King George is after a new crown
PUBLISHED: 13:09 13 November 2008 | UPDATED: 13:24 24 August 2010
GERARD FARRELL / DZ PICS
By Ben Kosky GEORGE Groves has yet to throw a punch in professional boxing – but his trainer has tipped him for top billing by the end of next year. The double ABA middleweight champion from Hammersmith makes his pro debut this Saturday on the undercard o
By Ben Kosky
GEORGE Groves has yet to throw a punch in professional boxing - but his trainer has tipped him for top billing by the end of next year.
The double ABA middleweight champion from Hammersmith makes his pro debut this Saturday on the undercard of David Haye's heavyweight clash with Monte Barrett at the O2 Arena.
Groves signed for Hayemaker Promotions after winning the second of his amateur titles in May and has since been working under the tutelage of ex-Southern light-middleweight title holder Gary Logan.
"I'd go so far as to say George is the best amateur to turn pro since Amir Khan or David Haye," Logan told the Times.
"We're going to bring him along gradually, but I'd like to think that in a year to 18 months he'll be topping the bill with six to eight-rounders.
"George is eating right, he's started living like an athlete and he's in good shape.
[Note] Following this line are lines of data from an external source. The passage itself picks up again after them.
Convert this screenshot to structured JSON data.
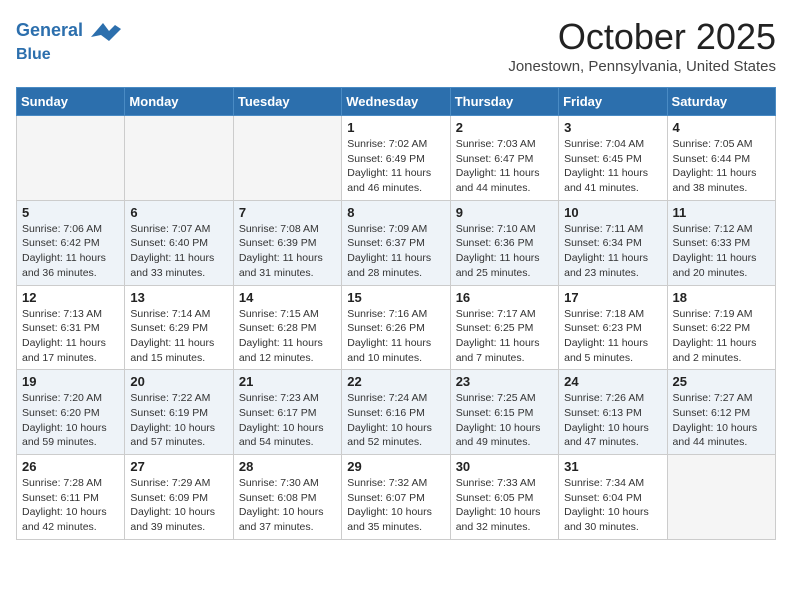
{
  "header": {
    "logo_line1": "General",
    "logo_line2": "Blue",
    "month": "October 2025",
    "location": "Jonestown, Pennsylvania, United States"
  },
  "weekdays": [
    "Sunday",
    "Monday",
    "Tuesday",
    "Wednesday",
    "Thursday",
    "Friday",
    "Saturday"
  ],
  "weeks": [
    [
      {
        "day": "",
        "info": ""
      },
      {
        "day": "",
        "info": ""
      },
      {
        "day": "",
        "info": ""
      },
      {
        "day": "1",
        "info": "Sunrise: 7:02 AM\nSunset: 6:49 PM\nDaylight: 11 hours and 46 minutes."
      },
      {
        "day": "2",
        "info": "Sunrise: 7:03 AM\nSunset: 6:47 PM\nDaylight: 11 hours and 44 minutes."
      },
      {
        "day": "3",
        "info": "Sunrise: 7:04 AM\nSunset: 6:45 PM\nDaylight: 11 hours and 41 minutes."
      },
      {
        "day": "4",
        "info": "Sunrise: 7:05 AM\nSunset: 6:44 PM\nDaylight: 11 hours and 38 minutes."
      }
    ],
    [
      {
        "day": "5",
        "info": "Sunrise: 7:06 AM\nSunset: 6:42 PM\nDaylight: 11 hours and 36 minutes."
      },
      {
        "day": "6",
        "info": "Sunrise: 7:07 AM\nSunset: 6:40 PM\nDaylight: 11 hours and 33 minutes."
      },
      {
        "day": "7",
        "info": "Sunrise: 7:08 AM\nSunset: 6:39 PM\nDaylight: 11 hours and 31 minutes."
      },
      {
        "day": "8",
        "info": "Sunrise: 7:09 AM\nSunset: 6:37 PM\nDaylight: 11 hours and 28 minutes."
      },
      {
        "day": "9",
        "info": "Sunrise: 7:10 AM\nSunset: 6:36 PM\nDaylight: 11 hours and 25 minutes."
      },
      {
        "day": "10",
        "info": "Sunrise: 7:11 AM\nSunset: 6:34 PM\nDaylight: 11 hours and 23 minutes."
      },
      {
        "day": "11",
        "info": "Sunrise: 7:12 AM\nSunset: 6:33 PM\nDaylight: 11 hours and 20 minutes."
      }
    ],
    [
      {
        "day": "12",
        "info": "Sunrise: 7:13 AM\nSunset: 6:31 PM\nDaylight: 11 hours and 17 minutes."
      },
      {
        "day": "13",
        "info": "Sunrise: 7:14 AM\nSunset: 6:29 PM\nDaylight: 11 hours and 15 minutes."
      },
      {
        "day": "14",
        "info": "Sunrise: 7:15 AM\nSunset: 6:28 PM\nDaylight: 11 hours and 12 minutes."
      },
      {
        "day": "15",
        "info": "Sunrise: 7:16 AM\nSunset: 6:26 PM\nDaylight: 11 hours and 10 minutes."
      },
      {
        "day": "16",
        "info": "Sunrise: 7:17 AM\nSunset: 6:25 PM\nDaylight: 11 hours and 7 minutes."
      },
      {
        "day": "17",
        "info": "Sunrise: 7:18 AM\nSunset: 6:23 PM\nDaylight: 11 hours and 5 minutes."
      },
      {
        "day": "18",
        "info": "Sunrise: 7:19 AM\nSunset: 6:22 PM\nDaylight: 11 hours and 2 minutes."
      }
    ],
    [
      {
        "day": "19",
        "info": "Sunrise: 7:20 AM\nSunset: 6:20 PM\nDaylight: 10 hours and 59 minutes."
      },
      {
        "day": "20",
        "info": "Sunrise: 7:22 AM\nSunset: 6:19 PM\nDaylight: 10 hours and 57 minutes."
      },
      {
        "day": "21",
        "info": "Sunrise: 7:23 AM\nSunset: 6:17 PM\nDaylight: 10 hours and 54 minutes."
      },
      {
        "day": "22",
        "info": "Sunrise: 7:24 AM\nSunset: 6:16 PM\nDaylight: 10 hours and 52 minutes."
      },
      {
        "day": "23",
        "info": "Sunrise: 7:25 AM\nSunset: 6:15 PM\nDaylight: 10 hours and 49 minutes."
      },
      {
        "day": "24",
        "info": "Sunrise: 7:26 AM\nSunset: 6:13 PM\nDaylight: 10 hours and 47 minutes."
      },
      {
        "day": "25",
        "info": "Sunrise: 7:27 AM\nSunset: 6:12 PM\nDaylight: 10 hours and 44 minutes."
      }
    ],
    [
      {
        "day": "26",
        "info": "Sunrise: 7:28 AM\nSunset: 6:11 PM\nDaylight: 10 hours and 42 minutes."
      },
      {
        "day": "27",
        "info": "Sunrise: 7:29 AM\nSunset: 6:09 PM\nDaylight: 10 hours and 39 minutes."
      },
      {
        "day": "28",
        "info": "Sunrise: 7:30 AM\nSunset: 6:08 PM\nDaylight: 10 hours and 37 minutes."
      },
      {
        "day": "29",
        "info": "Sunrise: 7:32 AM\nSunset: 6:07 PM\nDaylight: 10 hours and 35 minutes."
      },
      {
        "day": "30",
        "info": "Sunrise: 7:33 AM\nSunset: 6:05 PM\nDaylight: 10 hours and 32 minutes."
      },
      {
        "day": "31",
        "info": "Sunrise: 7:34 AM\nSunset: 6:04 PM\nDaylight: 10 hours and 30 minutes."
      },
      {
        "day": "",
        "info": ""
      }
    ]
  ]
}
He's been exceptional in training, picking up a lot of things and I'm really enjoying working with him.
"George is a great puncher and hits really hard, but he's well aware of what he can't do so well and he told me that's why he came to me as a defensive coach.
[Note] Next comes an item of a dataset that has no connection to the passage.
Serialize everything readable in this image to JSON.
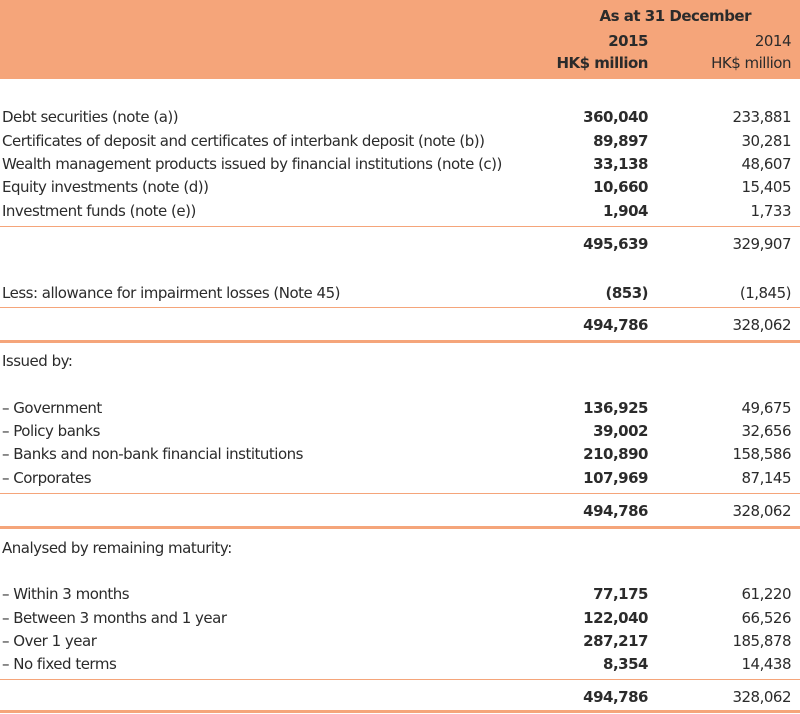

"Considering his immense experience as an amateur, he's very willing to take things on board. He's a very fit man with natural conditioning - I keep pushing him and think he's going to snap, but he never does!"
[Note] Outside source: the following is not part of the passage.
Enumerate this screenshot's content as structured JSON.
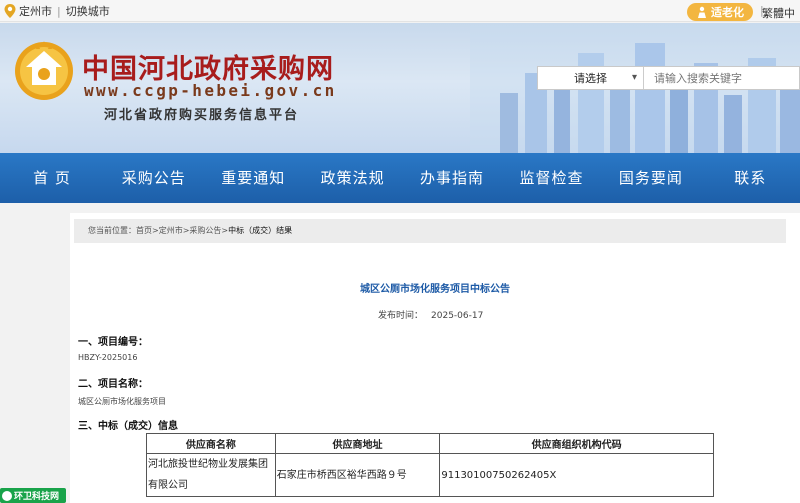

Groves, 20, has spent the last fortnight at a training camp in Cyprus with Haye and his trainer, Adam Booth, and will fight a Lithuanian opponent this weekend.
He represented England several times during his amateur career at Dale Youth Club and succeeded team-mate James DeGale as ABA champion after a controversial victory over the future Olympic gold medallist.
But DeGale, two years his senior, was the man chosen to fly the GB flag in Beijing during the summer - and that convinced Groves to forsake the Olympic dream in favour of a pro career.
But Logan, who fought for the British title three times during his own 15-year career, predicts that the pair, along with Ireland's Darren Sutherland - who was beaten by DeGale in the Olympic semi-final - could dominate the middleweight division.
"I hope somewhere down the line the two of them and Sutherland can meet as pros," added Logan. "I think it'd be like the era of [Nigel] Benn, [Chris] Eubank and [Michael] Watson, when the middleweight and super-middleweight divisions were so exciting.
"George is nearly at super-middleweight limit now and we think that's the weight he's going to fight at, but we'll see what he's happy with and go from there.
If you value what this story gives you, please consider supporting the Brent & Kilburn Times. Click the link in the orange box above for details.